EHRs can be used effectively to predict the onset of sepsis, according to researchers from the University of California at Davis.
Researchers used routine information of hospitalized patients, including blood pressure, respiratory rate, temperature and white blood cell count. Analysis of the data from the EHRs of 741 patients with sepsis revealed that vital signs combined with serum white blood cell count can accurately predict sepsis, which is associated with increased blood levels of lactate. They found that lactate level, blood pressure and respiratory rate could determine a patient’s risk of death from sepsis.
Sepsis is a leading cause of death and hospitalization in the U.S., occurring in more than 750,000 patients annually and killing nearly one-third of all people who develop the immune system response to infection that can damage organs and cause permanent physical and mental disabilities. Sepsis-related deaths and serious consequences, however, are preventable for up to 30 percent of patients.
“Rather than using a ‘gut-level’ approach in an uncertain situation, physicians can instead use a decision-making tool that 'learns' from patient histories to identify health status and probable outcomes," said Ilias Tagkopoulos, assistant professor of computer science at UC Davis and senior author of the study, in a statement. "Another benefit of the sepsis predictor is that it is based on routine measures, so it can be used anywhere--on the battlefield or in a rural hospital in a third-world country.”

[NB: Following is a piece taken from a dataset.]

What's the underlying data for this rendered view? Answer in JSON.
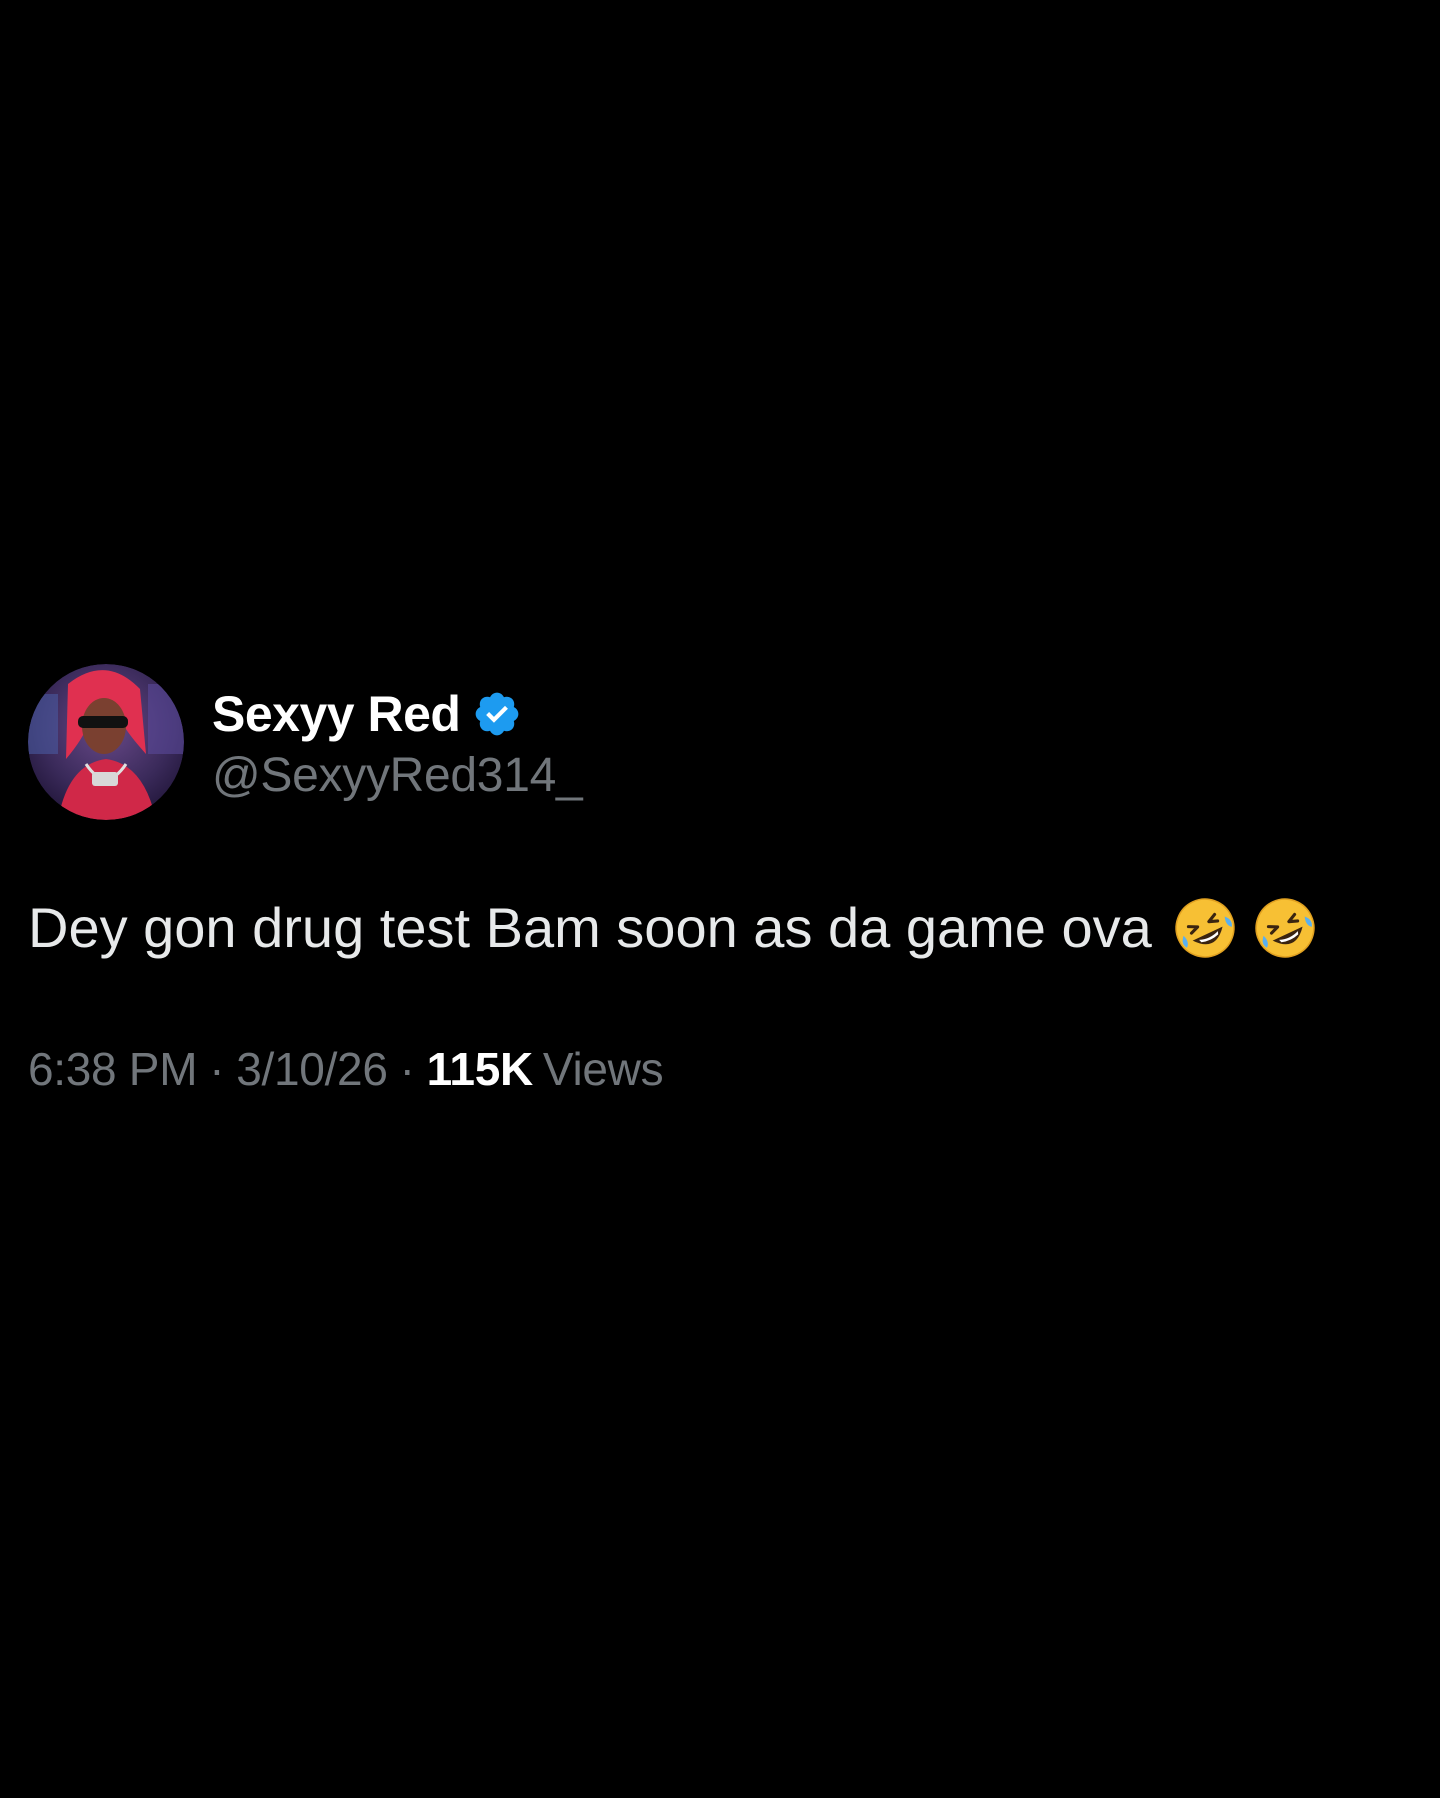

The UC Davis researchers now are working on a sepsis-risk algorithm that can be automatically calculated in an EHR. The study was funded by the Center for Information Technology Research in the Interest of Society and the National Center for Advancing Translational Sciences of the National Institutes of Health, and is published in the current issue of the Journal of the American Medical Informatics Association.